What you should do:
Each line that contains "icon" needs to be copied from the listing.

══════

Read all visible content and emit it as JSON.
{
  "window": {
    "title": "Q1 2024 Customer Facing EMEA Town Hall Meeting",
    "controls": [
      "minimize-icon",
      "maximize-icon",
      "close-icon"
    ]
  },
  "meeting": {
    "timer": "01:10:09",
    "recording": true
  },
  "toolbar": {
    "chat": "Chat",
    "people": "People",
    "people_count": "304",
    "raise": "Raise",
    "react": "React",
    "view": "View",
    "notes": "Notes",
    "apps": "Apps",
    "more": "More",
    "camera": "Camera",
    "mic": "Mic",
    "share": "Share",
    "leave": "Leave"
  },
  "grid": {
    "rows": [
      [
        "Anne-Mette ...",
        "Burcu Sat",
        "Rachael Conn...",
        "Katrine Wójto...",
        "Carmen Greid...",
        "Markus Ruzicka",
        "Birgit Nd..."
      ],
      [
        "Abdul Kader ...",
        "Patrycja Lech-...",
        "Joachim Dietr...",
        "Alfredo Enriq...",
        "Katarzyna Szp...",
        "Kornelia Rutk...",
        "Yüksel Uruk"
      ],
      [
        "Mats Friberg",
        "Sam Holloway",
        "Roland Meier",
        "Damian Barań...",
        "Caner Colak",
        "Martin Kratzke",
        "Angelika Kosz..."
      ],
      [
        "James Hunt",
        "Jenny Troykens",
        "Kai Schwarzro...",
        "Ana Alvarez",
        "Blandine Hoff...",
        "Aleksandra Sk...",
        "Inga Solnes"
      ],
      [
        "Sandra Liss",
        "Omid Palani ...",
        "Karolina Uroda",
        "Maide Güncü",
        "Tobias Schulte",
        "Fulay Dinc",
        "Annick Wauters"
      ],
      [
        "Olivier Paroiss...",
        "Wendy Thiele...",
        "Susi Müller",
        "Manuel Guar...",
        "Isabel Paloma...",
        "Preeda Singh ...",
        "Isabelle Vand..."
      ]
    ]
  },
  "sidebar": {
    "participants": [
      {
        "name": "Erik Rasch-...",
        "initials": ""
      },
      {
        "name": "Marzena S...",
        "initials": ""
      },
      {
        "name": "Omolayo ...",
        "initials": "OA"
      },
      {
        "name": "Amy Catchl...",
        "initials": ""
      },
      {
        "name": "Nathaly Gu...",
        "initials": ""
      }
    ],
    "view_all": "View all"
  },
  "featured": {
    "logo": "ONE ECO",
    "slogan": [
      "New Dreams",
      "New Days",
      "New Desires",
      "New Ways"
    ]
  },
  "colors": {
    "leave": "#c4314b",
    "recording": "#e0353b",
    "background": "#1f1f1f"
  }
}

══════

Answer to this problem:
      "minimize-icon",
      "maximize-icon",
      "close-icon"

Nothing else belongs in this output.